[Task goal] A word-for-word copy of the records below is required.

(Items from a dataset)
_ _ _ _ _
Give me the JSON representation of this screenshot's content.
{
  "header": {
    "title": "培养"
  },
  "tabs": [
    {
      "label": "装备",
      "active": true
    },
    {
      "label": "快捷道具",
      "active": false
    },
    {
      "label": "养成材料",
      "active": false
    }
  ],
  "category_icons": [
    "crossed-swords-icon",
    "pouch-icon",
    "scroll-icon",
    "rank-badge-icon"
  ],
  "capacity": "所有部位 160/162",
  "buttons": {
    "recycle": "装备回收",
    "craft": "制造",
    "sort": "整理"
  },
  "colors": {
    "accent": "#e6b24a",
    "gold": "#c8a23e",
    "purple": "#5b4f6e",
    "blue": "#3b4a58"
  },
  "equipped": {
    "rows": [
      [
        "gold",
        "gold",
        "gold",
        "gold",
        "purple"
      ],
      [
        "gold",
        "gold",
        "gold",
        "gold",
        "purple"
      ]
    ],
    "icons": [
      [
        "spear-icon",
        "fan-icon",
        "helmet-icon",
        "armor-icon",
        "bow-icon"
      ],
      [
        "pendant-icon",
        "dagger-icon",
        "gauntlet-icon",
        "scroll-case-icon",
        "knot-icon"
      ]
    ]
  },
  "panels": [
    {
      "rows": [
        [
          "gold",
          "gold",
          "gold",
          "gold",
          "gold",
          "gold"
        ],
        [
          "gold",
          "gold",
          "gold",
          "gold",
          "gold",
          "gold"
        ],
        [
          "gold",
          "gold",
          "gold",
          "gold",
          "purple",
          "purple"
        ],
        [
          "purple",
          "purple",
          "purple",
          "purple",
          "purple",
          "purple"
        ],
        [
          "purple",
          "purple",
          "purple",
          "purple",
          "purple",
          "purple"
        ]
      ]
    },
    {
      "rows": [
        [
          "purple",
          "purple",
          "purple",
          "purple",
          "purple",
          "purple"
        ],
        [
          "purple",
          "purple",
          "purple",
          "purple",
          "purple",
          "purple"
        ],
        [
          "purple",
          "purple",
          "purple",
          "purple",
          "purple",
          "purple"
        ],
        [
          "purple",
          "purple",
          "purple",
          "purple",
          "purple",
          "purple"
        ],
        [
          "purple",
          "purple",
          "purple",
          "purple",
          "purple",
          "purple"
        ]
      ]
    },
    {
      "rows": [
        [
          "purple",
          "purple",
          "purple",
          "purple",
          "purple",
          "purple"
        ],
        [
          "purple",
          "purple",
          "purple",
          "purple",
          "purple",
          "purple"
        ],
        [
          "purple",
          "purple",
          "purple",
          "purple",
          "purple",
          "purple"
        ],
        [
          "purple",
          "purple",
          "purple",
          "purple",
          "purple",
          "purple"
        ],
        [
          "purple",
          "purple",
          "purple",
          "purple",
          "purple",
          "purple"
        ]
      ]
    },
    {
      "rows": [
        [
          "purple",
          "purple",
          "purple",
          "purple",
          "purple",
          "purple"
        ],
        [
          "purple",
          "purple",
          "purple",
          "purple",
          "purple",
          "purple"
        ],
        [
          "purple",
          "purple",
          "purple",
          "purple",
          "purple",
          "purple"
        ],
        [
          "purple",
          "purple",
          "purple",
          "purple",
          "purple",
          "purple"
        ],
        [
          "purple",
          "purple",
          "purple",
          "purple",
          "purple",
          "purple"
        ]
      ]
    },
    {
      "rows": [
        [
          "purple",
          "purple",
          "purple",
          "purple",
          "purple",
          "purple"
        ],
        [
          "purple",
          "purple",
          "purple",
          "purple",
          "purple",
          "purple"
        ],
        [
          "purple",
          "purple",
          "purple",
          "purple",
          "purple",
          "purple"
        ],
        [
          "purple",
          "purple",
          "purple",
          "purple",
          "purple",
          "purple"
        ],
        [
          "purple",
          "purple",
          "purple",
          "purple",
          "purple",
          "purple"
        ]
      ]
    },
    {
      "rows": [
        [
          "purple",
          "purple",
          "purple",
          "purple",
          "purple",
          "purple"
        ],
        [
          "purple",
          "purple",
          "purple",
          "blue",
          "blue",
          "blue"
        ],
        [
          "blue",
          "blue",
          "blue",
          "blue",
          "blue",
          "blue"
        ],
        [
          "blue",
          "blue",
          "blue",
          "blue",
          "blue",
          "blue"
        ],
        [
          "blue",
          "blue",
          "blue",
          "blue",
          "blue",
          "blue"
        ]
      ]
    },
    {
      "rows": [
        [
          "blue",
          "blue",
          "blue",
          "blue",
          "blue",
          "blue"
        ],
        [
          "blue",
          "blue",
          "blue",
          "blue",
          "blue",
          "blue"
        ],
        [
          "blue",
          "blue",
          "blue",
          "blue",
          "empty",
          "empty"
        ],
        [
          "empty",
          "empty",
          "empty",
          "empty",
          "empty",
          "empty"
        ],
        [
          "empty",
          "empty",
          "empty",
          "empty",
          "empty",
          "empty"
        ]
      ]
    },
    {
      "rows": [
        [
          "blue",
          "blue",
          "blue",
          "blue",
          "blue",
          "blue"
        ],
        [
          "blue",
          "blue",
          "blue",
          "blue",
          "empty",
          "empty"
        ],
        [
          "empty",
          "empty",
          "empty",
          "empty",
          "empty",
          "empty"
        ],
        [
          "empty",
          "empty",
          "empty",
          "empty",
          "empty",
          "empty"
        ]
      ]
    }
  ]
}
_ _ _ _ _
[Solution to this problem]
Give me the JSON representation of this screenshot's content.
{
  "header": {
    "title": "培养"
  },
  "tabs": [
    {
      "label": "装备",
      "active": true
    },
    {
      "label": "快捷道具",
      "active": false
    },
    {
      "label": "养成材料",
      "active": false
    }
  ],
  "category_icons": [
    "crossed-swords-icon",
    "pouch-icon",
    "scroll-icon",
    "rank-badge-icon"
  ],
  "capacity": "所有部位 160/162",
  "buttons": {
    "recycle": "装备回收",
    "craft": "制造",
    "sort": "整理"
  },
  "colors": {
    "accent": "#e6b24a",
    "gold": "#c8a23e",
    "purple": "#5b4f6e",
    "blue": "#3b4a58"
  },
  "equipped": {
    "rows": [
      [
        "gold",
        "gold",
        "gold",
        "gold",
        "purple"
      ],
      [
        "gold",
        "gold",
        "gold",
        "gold",
        "purple"
      ]
    ],
    "icons": [
      [
        "spear-icon",
        "fan-icon",
        "helmet-icon",
        "armor-icon",
        "bow-icon"
      ],
      [
        "pendant-icon",
        "dagger-icon",
        "gauntlet-icon",
        "scroll-case-icon",
        "knot-icon"
      ]
    ]
  },
  "panels": [
    {
      "rows": [
        [
          "gold",
          "gold",
          "gold",
          "gold",
          "gold",
          "gold"
        ],
        [
          "gold",
          "gold",
          "gold",
          "gold",
          "gold",
          "gold"
        ],
        [
          "gold",
          "gold",
          "gold",
          "gold",
          "purple",
          "purple"
        ],
        [
          "purple",
          "purple",
          "purple",
          "purple",
          "purple",
          "purple"
        ],
        [
          "purple",
          "purple",
          "purple",
          "purple",
          "purple",
          "purple"
        ]
      ]
    },
    {
      "rows": [
        [
          "purple",
          "purple",
          "purple",
          "purple",
          "purple",
          "purple"
        ],
        [
          "purple",
          "purple",
          "purple",
          "purple",
          "purple",
          "purple"
        ],
        [
          "purple",
          "purple",
          "purple",
          "purple",
          "purple",
          "purple"
        ],
        [
          "purple",
          "purple",
          "purple",
          "purple",
          "purple",
          "purple"
        ],
        [
          "purple",
          "purple",
          "purple",
          "purple",
          "purple",
          "purple"
        ]
      ]
    },
    {
      "rows": [
        [
          "purple",
          "purple",
          "purple",
          "purple",
          "purple",
          "purple"
        ],
        [
          "purple",
          "purple",
          "purple",
          "purple",
          "purple",
          "purple"
        ],
        [
          "purple",
          "purple",
          "purple",
          "purple",
          "purple",
          "purple"
        ],
        [
          "purple",
          "purple",
          "purple",
          "purple",
          "purple",
          "purple"
        ],
        [
          "purple",
          "purple",
          "purple",
          "purple",
          "purple",
          "purple"
        ]
      ]
    },
    {
      "rows": [
        [
          "purple",
          "purple",
          "purple",
          "purple",
          "purple",
          "purple"
        ],
        [
          "purple",
          "purple",
          "purple",
          "purple",
          "purple",
          "purple"
        ],
        [
          "purple",
          "purple",
          "purple",
          "purple",
          "purple",
          "purple"
        ],
        [
          "purple",
          "purple",
          "purple",
          "purple",
          "purple",
          "purple"
        ],
        [
          "purple",
          "purple",
          "purple",
          "purple",
          "purple",
          "purple"
        ]
      ]
    },
    {
      "rows": [
        [
          "purple",
          "purple",
          "purple",
          "purple",
          "purple",
          "purple"
        ],
        [
          "purple",
          "purple",
          "purple",
          "purple",
          "purple",
          "purple"
        ],
        [
          "purple",
          "purple",
          "purple",
          "purple",
          "purple",
          "purple"
        ],
        [
          "purple",
          "purple",
          "purple",
          "purple",
          "purple",
          "purple"
        ],
        [
          "purple",
          "purple",
          "purple",
          "purple",
          "purple",
          "purple"
        ]
      ]
    },
    {
      "rows": [
        [
          "purple",
          "purple",
          "purple",
          "purple",
          "purple",
          "purple"
        ],
        [
          "purple",
          "purple",
          "purple",
          "blue",
          "blue",
          "blue"
        ],
        [
          "blue",
          "blue",
          "blue",
          "blue",
          "blue",
          "blue"
        ],
        [
          "blue",
          "blue",
          "blue",
          "blue",
          "blue",
          "blue"
        ],
        [
          "blue",
          "blue",
          "blue",
          "blue",
          "blue",
          "blue"
        ]
      ]
    },
    {
      "rows": [
        [
          "blue",
          "blue",
          "blue",
          "blue",
          "blue",
          "blue"
        ],
        [
          "blue",
          "blue",
          "blue",
          "blue",
          "blue",
          "blue"
        ],
        [
          "blue",
          "blue",
          "blue",
          "blue",
          "empty",
          "empty"
        ],
        [
          "empty",
          "empty",
          "empty",
          "empty",
          "empty",
          "empty"
        ],
        [
          "empty",
          "empty",
          "empty",
          "empty",
          "empty",
          "empty"
        ]
      ]
    },
    {
      "rows": [
        [
          "blue",
          "blue",
          "blue",
          "blue",
          "blue",
          "blue"
        ],
        [
          "blue",
          "blue",
          "blue",
          "blue",
          "empty",
          "empty"
        ],
        [
          "empty",
          "empty",
          "empty",
          "empty",
          "empty",
          "empty"
        ],
        [
          "empty",
          "empty",
          "empty",
          "empty",
          "empty",
          "empty"
        ]
      ]
    }
  ]
}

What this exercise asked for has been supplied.